• **DATA**

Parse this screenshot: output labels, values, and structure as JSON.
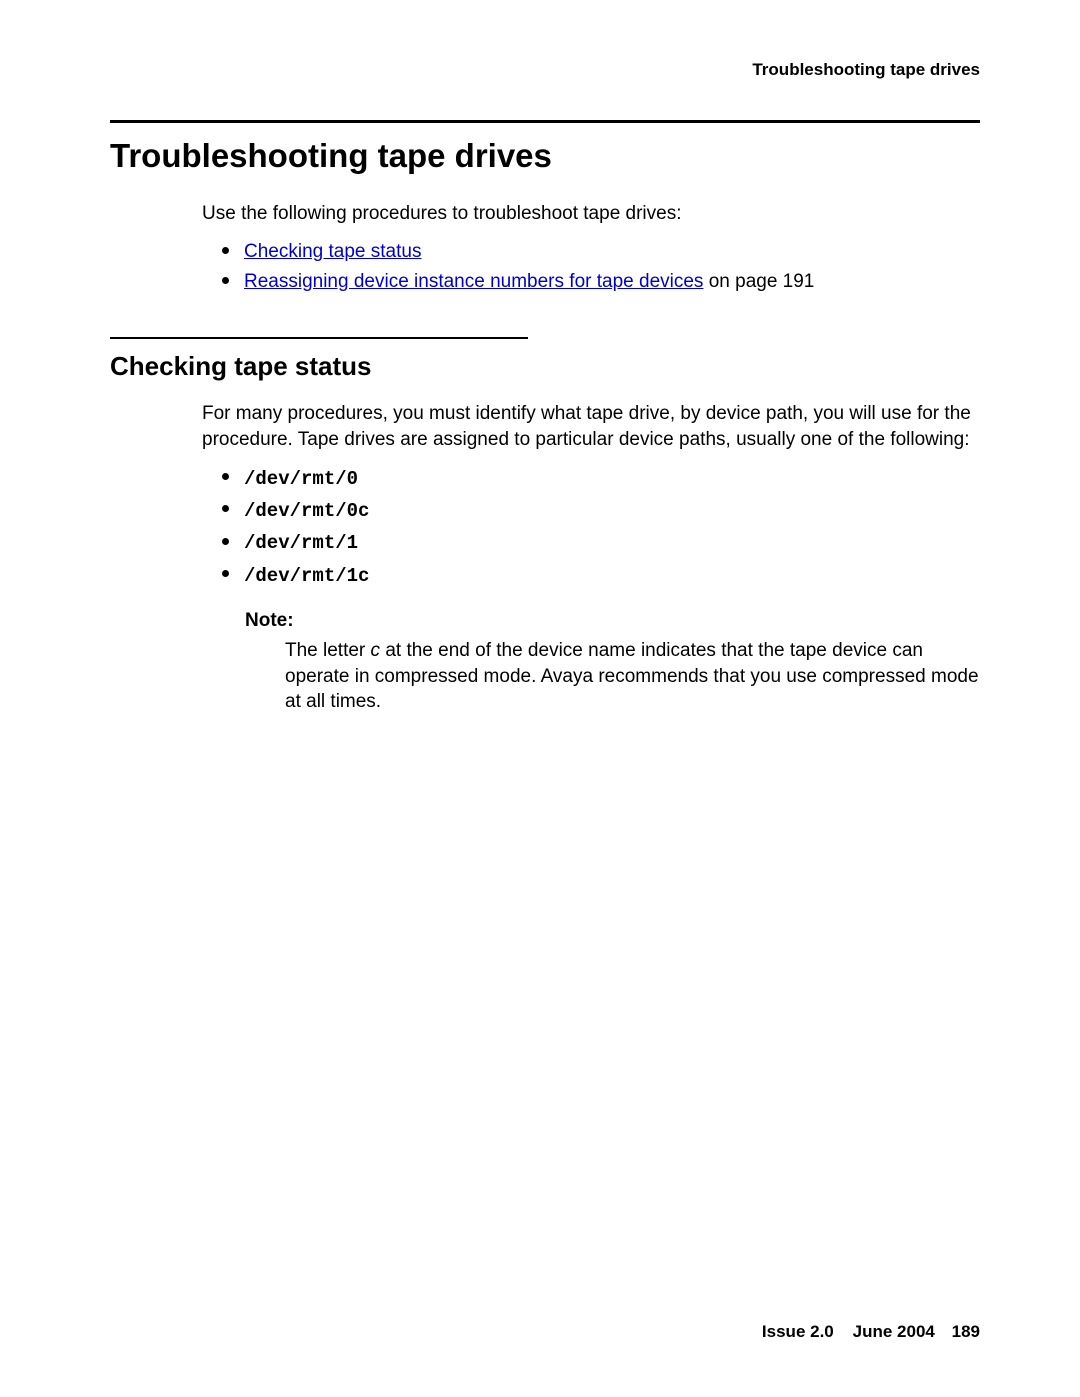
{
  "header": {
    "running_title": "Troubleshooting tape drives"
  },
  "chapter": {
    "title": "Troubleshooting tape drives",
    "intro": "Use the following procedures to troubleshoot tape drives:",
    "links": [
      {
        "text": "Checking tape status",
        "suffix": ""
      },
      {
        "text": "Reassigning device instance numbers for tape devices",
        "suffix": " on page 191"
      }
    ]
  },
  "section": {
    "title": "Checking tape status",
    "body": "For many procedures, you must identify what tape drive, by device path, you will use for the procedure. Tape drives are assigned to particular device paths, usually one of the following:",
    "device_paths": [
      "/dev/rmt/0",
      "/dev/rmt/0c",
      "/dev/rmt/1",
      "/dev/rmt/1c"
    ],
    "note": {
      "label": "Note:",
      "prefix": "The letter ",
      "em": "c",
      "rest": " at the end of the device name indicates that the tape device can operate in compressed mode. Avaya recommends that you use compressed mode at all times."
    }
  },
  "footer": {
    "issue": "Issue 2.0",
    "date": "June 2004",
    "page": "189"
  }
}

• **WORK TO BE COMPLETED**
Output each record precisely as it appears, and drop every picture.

• **TASK OUTPUT**
Parse this screenshot: output labels, values, and structure as JSON.
{
  "header": {
    "running_title": "Troubleshooting tape drives"
  },
  "chapter": {
    "title": "Troubleshooting tape drives",
    "intro": "Use the following procedures to troubleshoot tape drives:",
    "links": [
      {
        "text": "Checking tape status",
        "suffix": ""
      },
      {
        "text": "Reassigning device instance numbers for tape devices",
        "suffix": " on page 191"
      }
    ]
  },
  "section": {
    "title": "Checking tape status",
    "body": "For many procedures, you must identify what tape drive, by device path, you will use for the procedure. Tape drives are assigned to particular device paths, usually one of the following:",
    "device_paths": [
      "/dev/rmt/0",
      "/dev/rmt/0c",
      "/dev/rmt/1",
      "/dev/rmt/1c"
    ],
    "note": {
      "label": "Note:",
      "prefix": "The letter ",
      "em": "c",
      "rest": " at the end of the device name indicates that the tape device can operate in compressed mode. Avaya recommends that you use compressed mode at all times."
    }
  },
  "footer": {
    "issue": "Issue 2.0",
    "date": "June 2004",
    "page": "189"
  }
}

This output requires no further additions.